There have been several catastrophic failures in the United States involving seam welded piping. Each of these failures involved pipe ruptures and resulted in significant damage to the utilities involved. These failures also have resulted in deaths and personal injuries.
Seam welded piping for installation in critical power plant piping systems has been produced since the early 1940’s by about ten different manufacturers of this pipe, including M. W. Kellogg, Grinnell and ITT Grinnell, Tube Turns, National Annealing Box, Taylor Forge, Teledyne-Irby, and others.
In addition, elbows and other fittings for installation into the same piping systems have also been produced as clam shells by seam welding two half sections together. Failures resulting in steam leaks have also occurred in these types of seam welded fittings.
The catastrophic and leak-type failures that have developed in critical piping systems are associated primarily with materials engineering considerations.

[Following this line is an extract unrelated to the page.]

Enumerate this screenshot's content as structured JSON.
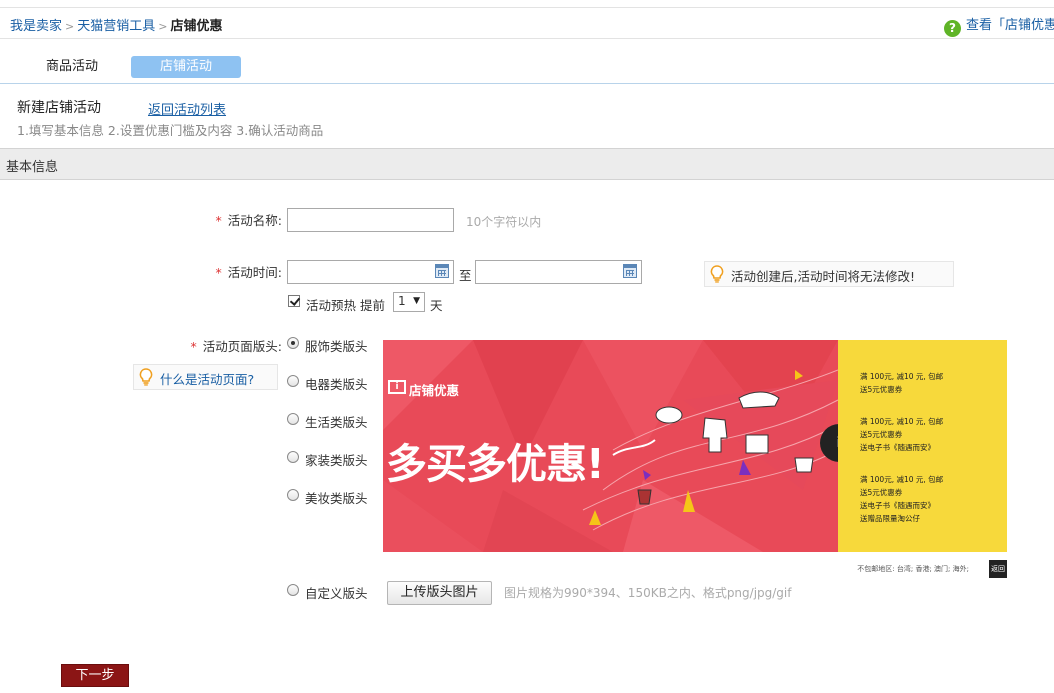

Some of the catastrophic failures that have occurred actually developed at low-stress locations in the hot reheat and main steam piping systems involved. In every instance, the failure analyses confirmed that the problems were associated with the piping materials, including the manufacture of the piping, the fabrication of the piping, the procedures used in seam welding of the piping, the effects of preheat and post-heat treatments of the piping, and the erection of the piping. In addition, the effects of the service environments, particularly involving service temperatures, have also, to some degree, affected the conditions and severity of the failures that have occurred.